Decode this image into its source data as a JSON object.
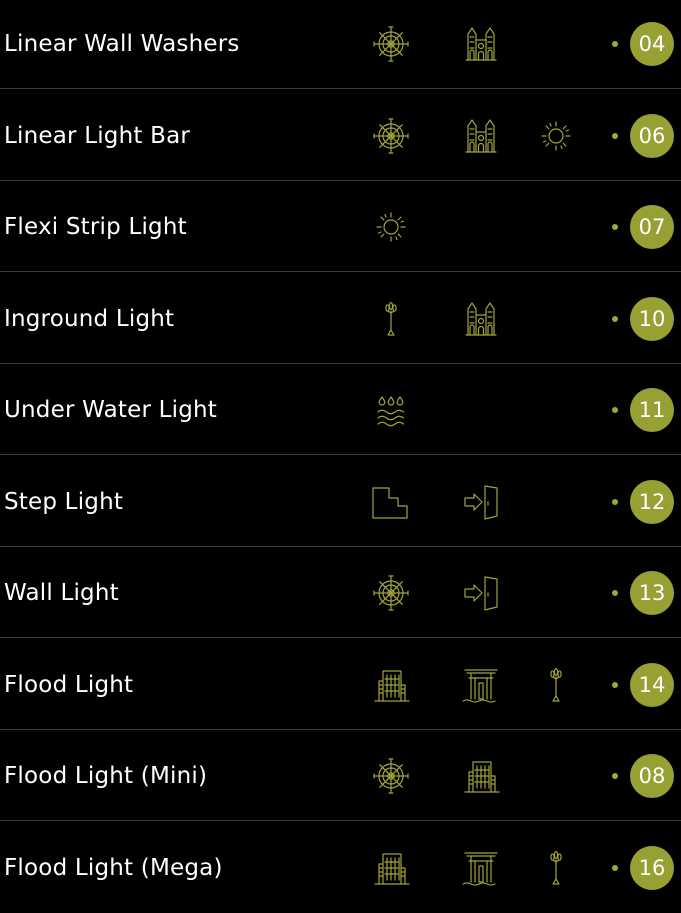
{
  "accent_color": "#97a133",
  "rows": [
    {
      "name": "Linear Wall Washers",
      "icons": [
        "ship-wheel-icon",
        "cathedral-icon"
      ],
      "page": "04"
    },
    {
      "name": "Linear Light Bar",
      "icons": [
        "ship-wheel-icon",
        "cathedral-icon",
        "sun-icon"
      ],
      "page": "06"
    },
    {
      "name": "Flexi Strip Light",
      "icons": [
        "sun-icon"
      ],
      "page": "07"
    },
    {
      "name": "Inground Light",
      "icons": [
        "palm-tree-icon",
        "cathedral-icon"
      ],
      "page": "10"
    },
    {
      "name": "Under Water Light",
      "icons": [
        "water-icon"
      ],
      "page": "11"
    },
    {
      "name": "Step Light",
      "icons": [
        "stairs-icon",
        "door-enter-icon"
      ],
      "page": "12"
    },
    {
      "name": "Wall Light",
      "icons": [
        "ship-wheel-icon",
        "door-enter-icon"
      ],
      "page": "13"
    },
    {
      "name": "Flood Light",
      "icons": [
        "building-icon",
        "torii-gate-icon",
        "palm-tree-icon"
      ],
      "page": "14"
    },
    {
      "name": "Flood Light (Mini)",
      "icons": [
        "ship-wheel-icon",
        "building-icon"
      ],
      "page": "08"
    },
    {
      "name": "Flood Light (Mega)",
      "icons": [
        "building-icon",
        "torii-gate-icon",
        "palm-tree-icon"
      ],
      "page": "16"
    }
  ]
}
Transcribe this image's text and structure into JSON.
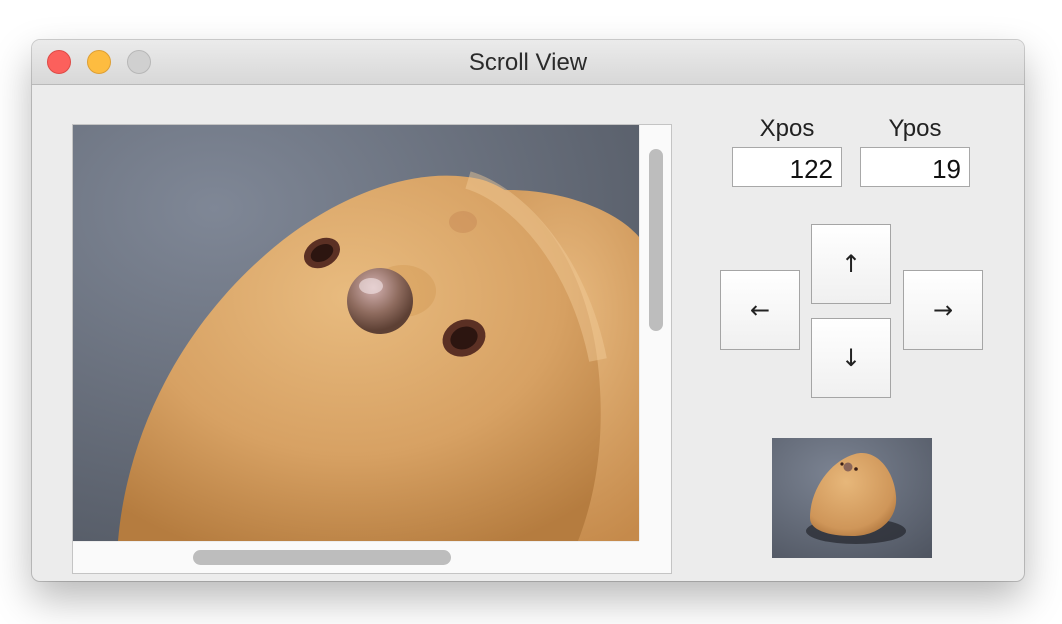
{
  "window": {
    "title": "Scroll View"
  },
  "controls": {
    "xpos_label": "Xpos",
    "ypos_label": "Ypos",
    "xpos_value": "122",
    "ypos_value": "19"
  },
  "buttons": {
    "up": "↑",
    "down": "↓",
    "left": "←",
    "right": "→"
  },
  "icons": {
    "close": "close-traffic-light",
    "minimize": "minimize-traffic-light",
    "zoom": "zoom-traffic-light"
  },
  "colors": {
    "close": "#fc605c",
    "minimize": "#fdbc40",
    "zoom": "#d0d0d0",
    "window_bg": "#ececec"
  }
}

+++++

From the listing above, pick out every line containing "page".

      "page": "04"
      "page": "06"
      "page": "07"
      "page": "10"
      "page": "11"
      "page": "12"
      "page": "13"
      "page": "14"
      "page": "08"
      "page": "16"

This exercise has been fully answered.